* _Task requirements_: When a line of the records contains "JSON", copy it.

** Opening Data records block **

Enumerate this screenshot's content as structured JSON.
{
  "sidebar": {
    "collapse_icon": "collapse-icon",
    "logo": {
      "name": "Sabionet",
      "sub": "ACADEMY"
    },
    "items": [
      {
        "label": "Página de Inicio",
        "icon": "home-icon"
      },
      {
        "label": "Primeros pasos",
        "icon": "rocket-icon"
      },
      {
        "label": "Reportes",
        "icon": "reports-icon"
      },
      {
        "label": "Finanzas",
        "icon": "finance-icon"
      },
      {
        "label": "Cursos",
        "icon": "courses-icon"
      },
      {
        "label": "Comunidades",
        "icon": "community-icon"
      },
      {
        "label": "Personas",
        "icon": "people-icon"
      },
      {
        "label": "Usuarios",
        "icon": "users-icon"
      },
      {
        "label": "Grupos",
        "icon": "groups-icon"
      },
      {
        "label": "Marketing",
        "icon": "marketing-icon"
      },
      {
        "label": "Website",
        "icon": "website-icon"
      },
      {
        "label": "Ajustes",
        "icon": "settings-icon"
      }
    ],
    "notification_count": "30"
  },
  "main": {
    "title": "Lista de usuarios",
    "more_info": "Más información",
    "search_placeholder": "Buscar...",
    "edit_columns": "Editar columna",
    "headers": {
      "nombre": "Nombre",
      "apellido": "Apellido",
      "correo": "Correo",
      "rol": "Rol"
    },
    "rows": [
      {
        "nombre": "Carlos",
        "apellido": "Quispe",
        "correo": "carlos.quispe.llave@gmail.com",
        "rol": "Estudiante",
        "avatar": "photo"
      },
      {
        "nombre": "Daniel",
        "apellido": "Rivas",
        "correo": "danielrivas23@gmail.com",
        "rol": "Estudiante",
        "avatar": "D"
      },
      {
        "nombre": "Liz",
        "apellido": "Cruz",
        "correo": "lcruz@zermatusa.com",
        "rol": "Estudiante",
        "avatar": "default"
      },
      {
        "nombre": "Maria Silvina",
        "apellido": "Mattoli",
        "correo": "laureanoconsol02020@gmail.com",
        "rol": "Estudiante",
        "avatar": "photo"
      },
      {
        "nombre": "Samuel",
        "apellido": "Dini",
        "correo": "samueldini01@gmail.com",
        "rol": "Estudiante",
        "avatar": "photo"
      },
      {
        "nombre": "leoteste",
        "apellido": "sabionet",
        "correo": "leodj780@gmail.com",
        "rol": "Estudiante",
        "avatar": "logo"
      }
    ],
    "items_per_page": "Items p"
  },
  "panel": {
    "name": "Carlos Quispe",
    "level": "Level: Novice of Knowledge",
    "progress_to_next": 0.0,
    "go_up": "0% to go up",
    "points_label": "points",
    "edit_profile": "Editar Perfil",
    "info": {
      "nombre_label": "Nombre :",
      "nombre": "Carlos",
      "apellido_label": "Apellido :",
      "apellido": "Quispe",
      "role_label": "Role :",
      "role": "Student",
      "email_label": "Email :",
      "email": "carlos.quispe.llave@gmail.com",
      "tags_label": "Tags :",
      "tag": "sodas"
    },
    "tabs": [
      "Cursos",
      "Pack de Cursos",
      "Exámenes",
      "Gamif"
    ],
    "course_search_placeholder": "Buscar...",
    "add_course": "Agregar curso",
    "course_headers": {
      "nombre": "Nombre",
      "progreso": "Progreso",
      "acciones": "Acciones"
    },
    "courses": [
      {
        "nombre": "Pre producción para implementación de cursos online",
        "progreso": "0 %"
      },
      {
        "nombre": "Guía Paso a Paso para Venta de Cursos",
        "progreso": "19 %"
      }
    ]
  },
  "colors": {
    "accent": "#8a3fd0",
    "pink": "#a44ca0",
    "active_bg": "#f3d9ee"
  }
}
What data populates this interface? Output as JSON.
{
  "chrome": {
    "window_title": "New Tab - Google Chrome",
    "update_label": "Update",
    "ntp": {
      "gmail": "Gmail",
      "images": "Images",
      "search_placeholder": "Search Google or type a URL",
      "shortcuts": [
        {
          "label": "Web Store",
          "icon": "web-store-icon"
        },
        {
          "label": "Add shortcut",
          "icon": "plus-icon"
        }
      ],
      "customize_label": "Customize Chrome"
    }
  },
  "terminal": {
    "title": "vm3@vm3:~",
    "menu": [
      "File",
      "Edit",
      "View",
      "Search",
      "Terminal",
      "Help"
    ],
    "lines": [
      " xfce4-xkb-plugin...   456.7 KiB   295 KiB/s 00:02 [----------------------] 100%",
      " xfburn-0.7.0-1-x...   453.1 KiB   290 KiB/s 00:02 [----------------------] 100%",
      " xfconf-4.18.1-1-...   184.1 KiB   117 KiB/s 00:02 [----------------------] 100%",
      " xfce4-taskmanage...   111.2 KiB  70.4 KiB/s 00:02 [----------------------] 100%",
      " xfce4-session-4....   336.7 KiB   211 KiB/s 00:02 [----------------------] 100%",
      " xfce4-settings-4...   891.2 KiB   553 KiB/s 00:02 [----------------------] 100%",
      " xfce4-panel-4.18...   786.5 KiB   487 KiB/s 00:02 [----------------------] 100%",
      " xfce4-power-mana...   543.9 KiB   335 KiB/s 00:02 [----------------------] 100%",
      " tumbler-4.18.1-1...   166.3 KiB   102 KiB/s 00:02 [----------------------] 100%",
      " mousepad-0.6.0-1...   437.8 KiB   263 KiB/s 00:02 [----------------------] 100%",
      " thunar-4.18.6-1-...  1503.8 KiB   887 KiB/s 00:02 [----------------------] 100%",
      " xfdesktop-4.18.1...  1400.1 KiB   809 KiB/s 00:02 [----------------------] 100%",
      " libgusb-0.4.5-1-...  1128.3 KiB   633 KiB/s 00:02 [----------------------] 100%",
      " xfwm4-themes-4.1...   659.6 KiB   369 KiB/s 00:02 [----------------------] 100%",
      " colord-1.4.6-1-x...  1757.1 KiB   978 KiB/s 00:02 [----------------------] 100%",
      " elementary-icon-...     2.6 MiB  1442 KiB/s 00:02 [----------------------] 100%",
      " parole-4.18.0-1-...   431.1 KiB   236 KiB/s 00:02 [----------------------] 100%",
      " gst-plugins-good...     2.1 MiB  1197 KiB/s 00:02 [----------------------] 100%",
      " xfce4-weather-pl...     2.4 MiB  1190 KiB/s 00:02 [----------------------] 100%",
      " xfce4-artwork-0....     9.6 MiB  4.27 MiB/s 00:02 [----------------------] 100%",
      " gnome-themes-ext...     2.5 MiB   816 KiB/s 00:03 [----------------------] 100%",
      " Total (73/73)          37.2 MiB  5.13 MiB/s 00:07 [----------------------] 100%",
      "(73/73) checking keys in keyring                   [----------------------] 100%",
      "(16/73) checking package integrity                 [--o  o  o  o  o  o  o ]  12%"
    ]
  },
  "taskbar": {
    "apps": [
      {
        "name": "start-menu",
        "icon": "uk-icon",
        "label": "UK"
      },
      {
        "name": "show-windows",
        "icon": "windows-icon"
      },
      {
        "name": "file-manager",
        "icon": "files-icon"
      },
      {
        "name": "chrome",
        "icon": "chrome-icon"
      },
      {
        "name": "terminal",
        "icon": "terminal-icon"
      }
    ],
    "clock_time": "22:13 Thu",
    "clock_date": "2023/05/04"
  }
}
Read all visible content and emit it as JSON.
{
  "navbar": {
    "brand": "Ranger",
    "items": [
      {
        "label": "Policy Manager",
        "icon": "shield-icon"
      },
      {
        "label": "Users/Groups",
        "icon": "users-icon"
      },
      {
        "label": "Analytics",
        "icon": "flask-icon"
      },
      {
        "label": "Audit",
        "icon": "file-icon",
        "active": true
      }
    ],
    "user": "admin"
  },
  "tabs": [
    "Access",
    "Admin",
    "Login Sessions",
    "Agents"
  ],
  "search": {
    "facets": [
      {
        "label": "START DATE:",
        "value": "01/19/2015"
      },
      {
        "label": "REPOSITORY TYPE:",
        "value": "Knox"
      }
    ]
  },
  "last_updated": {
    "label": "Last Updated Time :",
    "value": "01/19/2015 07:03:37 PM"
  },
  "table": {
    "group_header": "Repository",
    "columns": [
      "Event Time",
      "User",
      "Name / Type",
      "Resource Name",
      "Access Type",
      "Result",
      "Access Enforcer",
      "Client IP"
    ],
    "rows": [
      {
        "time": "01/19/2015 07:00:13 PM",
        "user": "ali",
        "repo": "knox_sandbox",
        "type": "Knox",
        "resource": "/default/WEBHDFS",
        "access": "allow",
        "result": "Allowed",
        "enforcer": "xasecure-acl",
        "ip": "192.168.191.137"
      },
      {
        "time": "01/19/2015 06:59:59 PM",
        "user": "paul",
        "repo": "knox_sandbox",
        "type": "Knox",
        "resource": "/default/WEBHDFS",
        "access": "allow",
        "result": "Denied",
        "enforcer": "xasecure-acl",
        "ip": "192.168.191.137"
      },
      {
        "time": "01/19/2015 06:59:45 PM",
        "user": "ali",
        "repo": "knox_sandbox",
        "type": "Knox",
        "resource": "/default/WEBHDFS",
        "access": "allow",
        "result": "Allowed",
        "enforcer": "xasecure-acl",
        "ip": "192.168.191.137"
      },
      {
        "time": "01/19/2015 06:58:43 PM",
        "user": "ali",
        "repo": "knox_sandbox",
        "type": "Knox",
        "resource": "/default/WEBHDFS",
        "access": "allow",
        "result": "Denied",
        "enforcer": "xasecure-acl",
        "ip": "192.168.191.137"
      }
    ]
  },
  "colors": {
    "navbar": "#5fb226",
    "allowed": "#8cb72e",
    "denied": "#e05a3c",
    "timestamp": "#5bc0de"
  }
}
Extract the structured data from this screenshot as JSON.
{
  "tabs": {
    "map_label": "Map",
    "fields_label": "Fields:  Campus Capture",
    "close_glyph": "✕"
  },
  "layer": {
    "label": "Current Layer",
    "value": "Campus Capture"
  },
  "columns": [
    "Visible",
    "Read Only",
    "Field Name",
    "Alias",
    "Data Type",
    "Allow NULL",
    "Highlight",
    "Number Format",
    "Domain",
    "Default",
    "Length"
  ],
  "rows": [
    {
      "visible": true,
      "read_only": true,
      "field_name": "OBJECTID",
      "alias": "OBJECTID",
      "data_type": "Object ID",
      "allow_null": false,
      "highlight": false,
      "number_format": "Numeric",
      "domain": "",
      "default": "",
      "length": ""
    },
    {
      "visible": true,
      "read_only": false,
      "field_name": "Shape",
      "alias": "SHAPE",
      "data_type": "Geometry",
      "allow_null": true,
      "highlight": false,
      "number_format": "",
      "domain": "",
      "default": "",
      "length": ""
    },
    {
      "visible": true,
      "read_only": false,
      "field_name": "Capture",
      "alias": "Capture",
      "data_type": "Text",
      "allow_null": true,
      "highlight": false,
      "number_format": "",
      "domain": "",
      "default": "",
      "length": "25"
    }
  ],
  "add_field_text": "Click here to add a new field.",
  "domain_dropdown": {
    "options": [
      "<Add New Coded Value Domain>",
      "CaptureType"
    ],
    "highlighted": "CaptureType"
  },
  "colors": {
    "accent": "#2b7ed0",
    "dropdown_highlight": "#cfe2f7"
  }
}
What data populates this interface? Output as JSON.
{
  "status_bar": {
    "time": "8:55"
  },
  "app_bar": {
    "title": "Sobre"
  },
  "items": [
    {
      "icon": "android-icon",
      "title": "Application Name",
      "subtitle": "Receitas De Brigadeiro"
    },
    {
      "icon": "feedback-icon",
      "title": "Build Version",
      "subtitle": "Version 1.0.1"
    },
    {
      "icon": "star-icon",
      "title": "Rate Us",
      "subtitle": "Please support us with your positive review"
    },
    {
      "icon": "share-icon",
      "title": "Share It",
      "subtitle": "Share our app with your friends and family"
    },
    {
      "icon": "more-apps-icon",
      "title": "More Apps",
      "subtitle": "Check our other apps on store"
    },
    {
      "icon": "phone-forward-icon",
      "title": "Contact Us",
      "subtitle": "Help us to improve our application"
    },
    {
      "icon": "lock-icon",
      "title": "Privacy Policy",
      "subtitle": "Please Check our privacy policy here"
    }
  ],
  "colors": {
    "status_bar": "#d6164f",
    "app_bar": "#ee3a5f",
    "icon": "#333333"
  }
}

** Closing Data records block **

* _Worked solution_:
Enumerate this screenshot's content as structured JSON.
What data populates this interface? Output as JSON.
Read all visible content and emit it as JSON.
Extract the structured data from this screenshot as JSON.
What data populates this interface? Output as JSON.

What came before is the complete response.